What the task asks: Where the records contain images, omit them, and repeat everything else word for word.

++++

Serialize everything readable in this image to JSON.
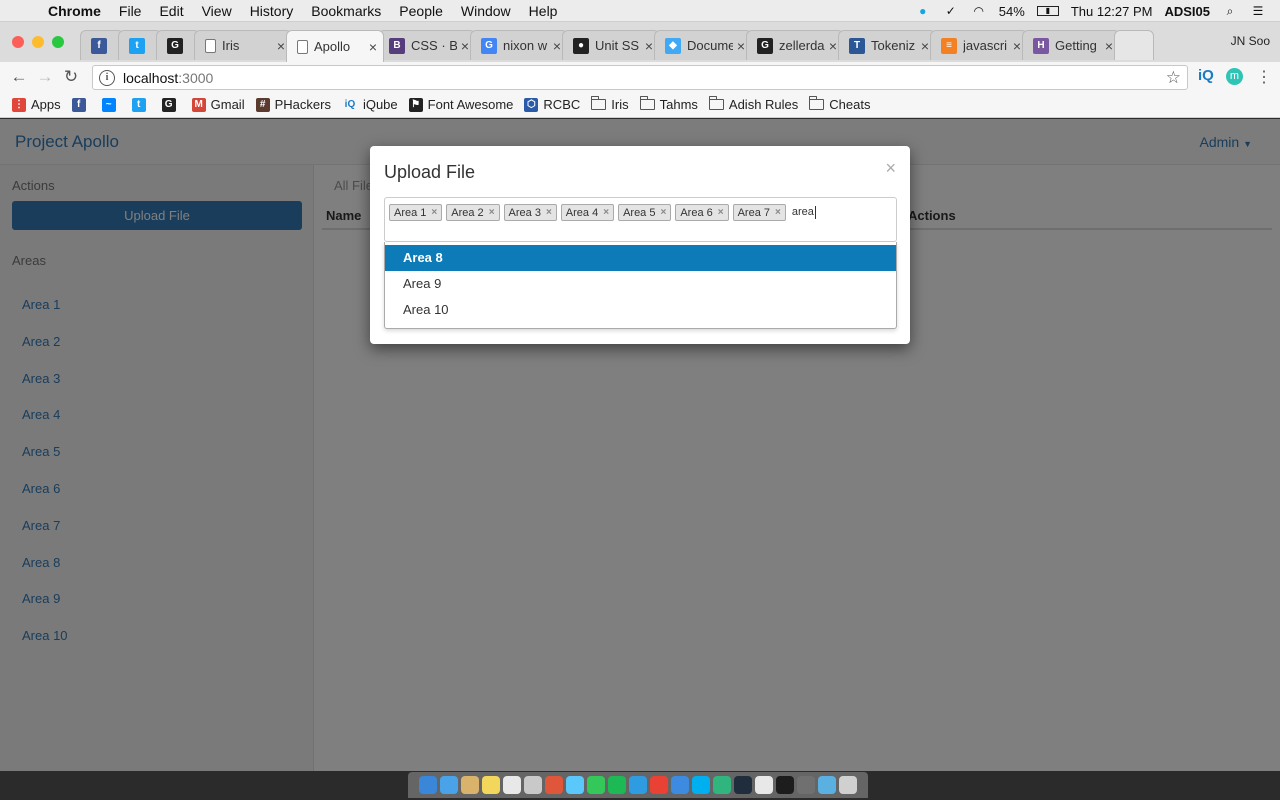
{
  "menubar": {
    "app": "Chrome",
    "items": [
      "File",
      "Edit",
      "View",
      "History",
      "Bookmarks",
      "People",
      "Window",
      "Help"
    ],
    "battery": "54%",
    "clock": "Thu 12:27 PM",
    "user": "ADSI05"
  },
  "tabs": [
    {
      "title": "",
      "icon": "facebook-icon",
      "color": "#3b5998",
      "glyph": "f"
    },
    {
      "title": "",
      "icon": "twitter-icon",
      "color": "#1da1f2",
      "glyph": "t"
    },
    {
      "title": "",
      "icon": "github-icon",
      "color": "#222222",
      "glyph": "G"
    },
    {
      "title": "Iris",
      "icon": "page-icon",
      "color": "#ffffff",
      "glyph": ""
    },
    {
      "title": "Apollo",
      "icon": "page-icon",
      "color": "#ffffff",
      "glyph": "",
      "active": true
    },
    {
      "title": "CSS · Bo",
      "icon": "bootstrap-icon",
      "color": "#563d7c",
      "glyph": "B"
    },
    {
      "title": "nixon w",
      "icon": "google-icon",
      "color": "#4285f4",
      "glyph": "G"
    },
    {
      "title": "Unit SS",
      "icon": "drop-icon",
      "color": "#222222",
      "glyph": "●"
    },
    {
      "title": "Docume",
      "icon": "diamond-icon",
      "color": "#3fa9f5",
      "glyph": "◆"
    },
    {
      "title": "zellerda",
      "icon": "github-icon",
      "color": "#222222",
      "glyph": "G"
    },
    {
      "title": "Tokeniz",
      "icon": "tokenizer-icon",
      "color": "#2b5797",
      "glyph": "T"
    },
    {
      "title": "javascri",
      "icon": "stackoverflow-icon",
      "color": "#f48024",
      "glyph": "≡"
    },
    {
      "title": "Getting",
      "icon": "heroku-icon",
      "color": "#79589f",
      "glyph": "H"
    }
  ],
  "profile": "JN Soo",
  "address": {
    "host": "localhost",
    "port": ":3000"
  },
  "bookmarks": [
    {
      "label": "Apps",
      "icon": "apps-grid-icon",
      "color": "#e0463a",
      "glyph": "⋮"
    },
    {
      "label": "",
      "icon": "facebook-icon",
      "color": "#3b5998",
      "glyph": "f"
    },
    {
      "label": "",
      "icon": "messenger-icon",
      "color": "#0084ff",
      "glyph": "~"
    },
    {
      "label": "",
      "icon": "twitter-icon",
      "color": "#1da1f2",
      "glyph": "t"
    },
    {
      "label": "",
      "icon": "github-icon",
      "color": "#222222",
      "glyph": "G"
    },
    {
      "label": "Gmail",
      "icon": "gmail-icon",
      "color": "#d44638",
      "glyph": "M"
    },
    {
      "label": "PHackers",
      "icon": "phackers-icon",
      "color": "#5a3b2e",
      "glyph": "#"
    },
    {
      "label": "iQube",
      "icon": "iqube-icon",
      "color": "#1a7bc2",
      "glyph": "iQ"
    },
    {
      "label": "Font Awesome",
      "icon": "fontawesome-icon",
      "color": "#222222",
      "glyph": "⚑"
    },
    {
      "label": "RCBC",
      "icon": "rcbc-icon",
      "color": "#2a5ba8",
      "glyph": "⬡"
    },
    {
      "label": "Iris",
      "icon": "folder-icon",
      "folder": true
    },
    {
      "label": "Tahms",
      "icon": "folder-icon",
      "folder": true
    },
    {
      "label": "Adish Rules",
      "icon": "folder-icon",
      "folder": true
    },
    {
      "label": "Cheats",
      "icon": "folder-icon",
      "folder": true
    }
  ],
  "app": {
    "brand": "Project Apollo",
    "admin_menu": "Admin",
    "actions_heading": "Actions",
    "upload_button": "Upload File",
    "areas_heading": "Areas",
    "areas": [
      "Area 1",
      "Area 2",
      "Area 3",
      "Area 4",
      "Area 5",
      "Area 6",
      "Area 7",
      "Area 8",
      "Area 9",
      "Area 10"
    ],
    "breadcrumb": "All Files",
    "table_headers": {
      "name": "Name",
      "actions": "Actions"
    }
  },
  "modal": {
    "title": "Upload File",
    "close": "×",
    "selected_tags": [
      "Area 1",
      "Area 2",
      "Area 3",
      "Area 4",
      "Area 5",
      "Area 6",
      "Area 7"
    ],
    "typed_value": "area",
    "options": [
      "Area 8",
      "Area 9",
      "Area 10"
    ],
    "highlighted_option": "Area 8"
  },
  "colors": {
    "accent": "#337ab7",
    "highlight": "#0c7bb8"
  }
}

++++

Task solution:
Serialize everything readable in this image to JSON.
{
  "menubar": {
    "app": "Chrome",
    "items": [
      "File",
      "Edit",
      "View",
      "History",
      "Bookmarks",
      "People",
      "Window",
      "Help"
    ],
    "battery": "54%",
    "clock": "Thu 12:27 PM",
    "user": "ADSI05"
  },
  "tabs": [
    {
      "title": "",
      "icon": "facebook-icon",
      "color": "#3b5998",
      "glyph": "f"
    },
    {
      "title": "",
      "icon": "twitter-icon",
      "color": "#1da1f2",
      "glyph": "t"
    },
    {
      "title": "",
      "icon": "github-icon",
      "color": "#222222",
      "glyph": "G"
    },
    {
      "title": "Iris",
      "icon": "page-icon",
      "color": "#ffffff",
      "glyph": ""
    },
    {
      "title": "Apollo",
      "icon": "page-icon",
      "color": "#ffffff",
      "glyph": "",
      "active": true
    },
    {
      "title": "CSS · Bo",
      "icon": "bootstrap-icon",
      "color": "#563d7c",
      "glyph": "B"
    },
    {
      "title": "nixon w",
      "icon": "google-icon",
      "color": "#4285f4",
      "glyph": "G"
    },
    {
      "title": "Unit SS",
      "icon": "drop-icon",
      "color": "#222222",
      "glyph": "●"
    },
    {
      "title": "Docume",
      "icon": "diamond-icon",
      "color": "#3fa9f5",
      "glyph": "◆"
    },
    {
      "title": "zellerda",
      "icon": "github-icon",
      "color": "#222222",
      "glyph": "G"
    },
    {
      "title": "Tokeniz",
      "icon": "tokenizer-icon",
      "color": "#2b5797",
      "glyph": "T"
    },
    {
      "title": "javascri",
      "icon": "stackoverflow-icon",
      "color": "#f48024",
      "glyph": "≡"
    },
    {
      "title": "Getting",
      "icon": "heroku-icon",
      "color": "#79589f",
      "glyph": "H"
    }
  ],
  "profile": "JN Soo",
  "address": {
    "host": "localhost",
    "port": ":3000"
  },
  "bookmarks": [
    {
      "label": "Apps",
      "icon": "apps-grid-icon",
      "color": "#e0463a",
      "glyph": "⋮"
    },
    {
      "label": "",
      "icon": "facebook-icon",
      "color": "#3b5998",
      "glyph": "f"
    },
    {
      "label": "",
      "icon": "messenger-icon",
      "color": "#0084ff",
      "glyph": "~"
    },
    {
      "label": "",
      "icon": "twitter-icon",
      "color": "#1da1f2",
      "glyph": "t"
    },
    {
      "label": "",
      "icon": "github-icon",
      "color": "#222222",
      "glyph": "G"
    },
    {
      "label": "Gmail",
      "icon": "gmail-icon",
      "color": "#d44638",
      "glyph": "M"
    },
    {
      "label": "PHackers",
      "icon": "phackers-icon",
      "color": "#5a3b2e",
      "glyph": "#"
    },
    {
      "label": "iQube",
      "icon": "iqube-icon",
      "color": "#1a7bc2",
      "glyph": "iQ"
    },
    {
      "label": "Font Awesome",
      "icon": "fontawesome-icon",
      "color": "#222222",
      "glyph": "⚑"
    },
    {
      "label": "RCBC",
      "icon": "rcbc-icon",
      "color": "#2a5ba8",
      "glyph": "⬡"
    },
    {
      "label": "Iris",
      "icon": "folder-icon",
      "folder": true
    },
    {
      "label": "Tahms",
      "icon": "folder-icon",
      "folder": true
    },
    {
      "label": "Adish Rules",
      "icon": "folder-icon",
      "folder": true
    },
    {
      "label": "Cheats",
      "icon": "folder-icon",
      "folder": true
    }
  ],
  "app": {
    "brand": "Project Apollo",
    "admin_menu": "Admin",
    "actions_heading": "Actions",
    "upload_button": "Upload File",
    "areas_heading": "Areas",
    "areas": [
      "Area 1",
      "Area 2",
      "Area 3",
      "Area 4",
      "Area 5",
      "Area 6",
      "Area 7",
      "Area 8",
      "Area 9",
      "Area 10"
    ],
    "breadcrumb": "All Files",
    "table_headers": {
      "name": "Name",
      "actions": "Actions"
    }
  },
  "modal": {
    "title": "Upload File",
    "close": "×",
    "selected_tags": [
      "Area 1",
      "Area 2",
      "Area 3",
      "Area 4",
      "Area 5",
      "Area 6",
      "Area 7"
    ],
    "typed_value": "area",
    "options": [
      "Area 8",
      "Area 9",
      "Area 10"
    ],
    "highlighted_option": "Area 8"
  },
  "colors": {
    "accent": "#337ab7",
    "highlight": "#0c7bb8"
  }
}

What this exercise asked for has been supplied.